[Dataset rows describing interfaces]
┌────────

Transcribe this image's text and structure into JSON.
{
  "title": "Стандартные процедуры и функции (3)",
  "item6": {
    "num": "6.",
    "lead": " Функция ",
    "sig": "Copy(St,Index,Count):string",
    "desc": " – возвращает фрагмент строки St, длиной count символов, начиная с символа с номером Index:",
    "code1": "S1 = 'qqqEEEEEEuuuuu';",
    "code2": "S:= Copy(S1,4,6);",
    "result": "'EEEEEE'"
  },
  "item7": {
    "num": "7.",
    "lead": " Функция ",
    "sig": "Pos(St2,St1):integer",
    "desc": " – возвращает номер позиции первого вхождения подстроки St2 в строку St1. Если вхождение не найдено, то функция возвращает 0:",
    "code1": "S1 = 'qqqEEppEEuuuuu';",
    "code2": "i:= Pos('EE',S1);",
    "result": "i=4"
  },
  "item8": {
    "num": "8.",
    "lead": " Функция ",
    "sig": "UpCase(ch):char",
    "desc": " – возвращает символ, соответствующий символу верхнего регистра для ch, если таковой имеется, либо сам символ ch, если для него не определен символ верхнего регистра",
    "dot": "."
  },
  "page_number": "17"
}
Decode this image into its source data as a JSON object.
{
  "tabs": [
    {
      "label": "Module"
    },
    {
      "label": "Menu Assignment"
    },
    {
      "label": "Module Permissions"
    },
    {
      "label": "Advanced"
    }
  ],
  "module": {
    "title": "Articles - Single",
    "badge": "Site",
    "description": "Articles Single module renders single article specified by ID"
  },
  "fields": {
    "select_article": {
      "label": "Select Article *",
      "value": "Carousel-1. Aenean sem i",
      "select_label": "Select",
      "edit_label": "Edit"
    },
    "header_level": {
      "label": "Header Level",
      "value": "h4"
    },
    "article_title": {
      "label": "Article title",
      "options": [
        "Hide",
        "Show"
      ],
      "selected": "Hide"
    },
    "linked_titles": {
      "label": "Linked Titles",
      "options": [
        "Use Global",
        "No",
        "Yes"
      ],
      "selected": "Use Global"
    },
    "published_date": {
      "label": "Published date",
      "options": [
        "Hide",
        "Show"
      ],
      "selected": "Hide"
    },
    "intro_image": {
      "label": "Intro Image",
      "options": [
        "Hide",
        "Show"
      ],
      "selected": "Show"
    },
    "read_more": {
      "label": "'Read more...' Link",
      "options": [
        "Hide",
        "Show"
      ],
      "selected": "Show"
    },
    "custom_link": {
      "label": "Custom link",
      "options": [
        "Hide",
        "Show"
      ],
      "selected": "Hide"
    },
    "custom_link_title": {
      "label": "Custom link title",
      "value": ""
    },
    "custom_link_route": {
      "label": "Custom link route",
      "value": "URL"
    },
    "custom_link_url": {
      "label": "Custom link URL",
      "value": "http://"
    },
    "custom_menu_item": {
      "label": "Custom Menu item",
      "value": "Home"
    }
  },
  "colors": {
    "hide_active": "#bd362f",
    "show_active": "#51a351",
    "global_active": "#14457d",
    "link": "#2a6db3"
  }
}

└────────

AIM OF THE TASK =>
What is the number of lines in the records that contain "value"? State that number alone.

TASK OUTPUT =>
6